> [WHAT TO PRODUCE]
Retype all entries exactly as they stand, excluding pictures.

※

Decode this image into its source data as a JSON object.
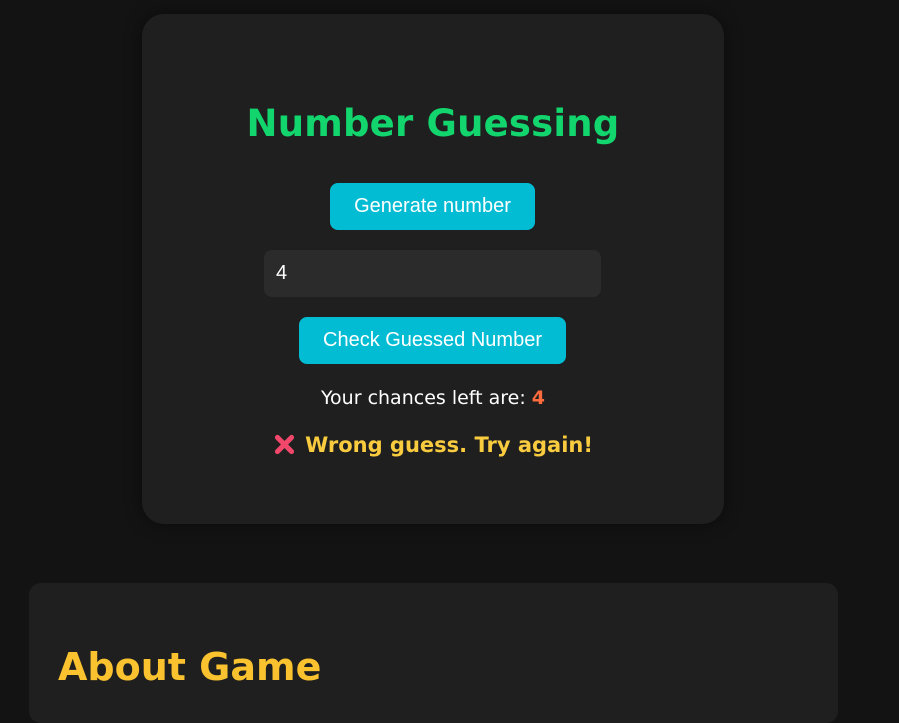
{
  "game": {
    "title": "Number Guessing",
    "generate_label": "Generate number",
    "guess_value": "4",
    "check_label": "Check Guessed Number",
    "chances_label": "Your chances left are: ",
    "chances_left": "4",
    "result_message": "Wrong guess. Try again!",
    "result_icon": "cross-mark-icon"
  },
  "about": {
    "heading": "About Game"
  },
  "colors": {
    "background": "#131313",
    "card": "#1f1f1f",
    "title_green": "#12d56d",
    "button_cyan": "#02bcd4",
    "chances_orange": "#ff6b3d",
    "message_yellow": "#f9cb3e",
    "cross_red": "#f0476b",
    "about_yellow": "#f9c22e"
  }
}
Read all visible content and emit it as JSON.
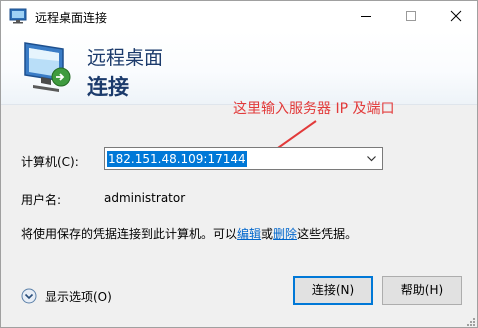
{
  "window": {
    "title": "远程桌面连接",
    "controls": {
      "minimize": "minimize-icon",
      "maximize": "maximize-icon",
      "close": "close-icon"
    }
  },
  "header": {
    "line1": "远程桌面",
    "line2": "连接",
    "icon": "remote-desktop-monitor-icon"
  },
  "annotation": {
    "text": "这里输入服务器 IP 及端口",
    "color": "#e23a3a"
  },
  "form": {
    "computer_label": "计算机(C):",
    "computer_value": "182.151.48.109:17144",
    "username_label": "用户名:",
    "username_value": "administrator",
    "credentials": {
      "prefix": "将使用保存的凭据连接到此计算机。可以",
      "edit_link": "编辑",
      "or": "或",
      "delete_link": "删除",
      "suffix": "这些凭据。"
    }
  },
  "footer": {
    "options_label": "显示选项(O)",
    "connect_label": "连接(N)",
    "help_label": "帮助(H)"
  },
  "colors": {
    "accent": "#0078d7",
    "header_text": "#1b3a6b",
    "link": "#0066cc"
  }
}
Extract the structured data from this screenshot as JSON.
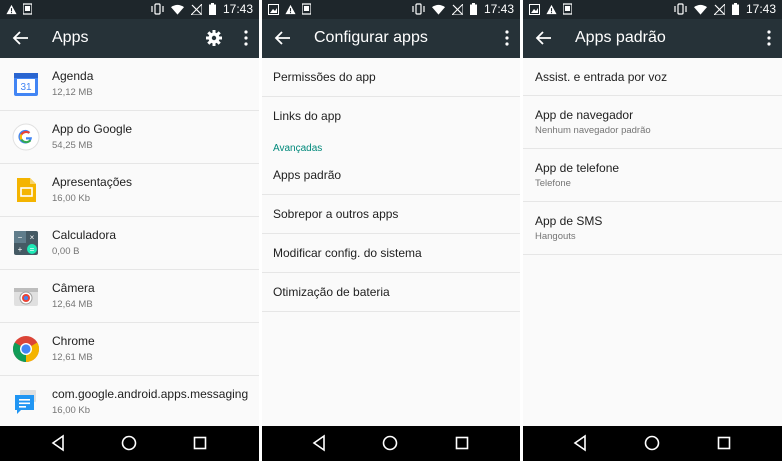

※

> [TASK SOLUTION]
Decode this image into its source data as a JSON object.
{
  "game": {
    "title": "Number Guessing",
    "generate_label": "Generate number",
    "guess_value": "4",
    "check_label": "Check Guessed Number",
    "chances_label": "Your chances left are: ",
    "chances_left": "4",
    "result_message": "Wrong guess. Try again!",
    "result_icon": "cross-mark-icon"
  },
  "about": {
    "heading": "About Game"
  },
  "colors": {
    "background": "#131313",
    "card": "#1f1f1f",
    "title_green": "#12d56d",
    "button_cyan": "#02bcd4",
    "chances_orange": "#ff6b3d",
    "message_yellow": "#f9cb3e",
    "cross_red": "#f0476b",
    "about_yellow": "#f9c22e"
  }
}
Read all visible content and emit it as JSON.
{
  "window": {
    "title": "远程桌面连接",
    "controls": {
      "minimize": "minimize-icon",
      "maximize": "maximize-icon",
      "close": "close-icon"
    }
  },
  "header": {
    "line1": "远程桌面",
    "line2": "连接",
    "icon": "remote-desktop-monitor-icon"
  },
  "annotation": {
    "text": "这里输入服务器 IP 及端口",
    "color": "#e23a3a"
  },
  "form": {
    "computer_label": "计算机(C):",
    "computer_value": "182.151.48.109:17144",
    "username_label": "用户名:",
    "username_value": "administrator",
    "credentials": {
      "prefix": "将使用保存的凭据连接到此计算机。可以",
      "edit_link": "编辑",
      "or": "或",
      "delete_link": "删除",
      "suffix": "这些凭据。"
    }
  },
  "footer": {
    "options_label": "显示选项(O)",
    "connect_label": "连接(N)",
    "help_label": "帮助(H)"
  },
  "colors": {
    "accent": "#0078d7",
    "header_text": "#1b3a6b",
    "link": "#0066cc"
  }
}
Extract the structured data from this screenshot as JSON.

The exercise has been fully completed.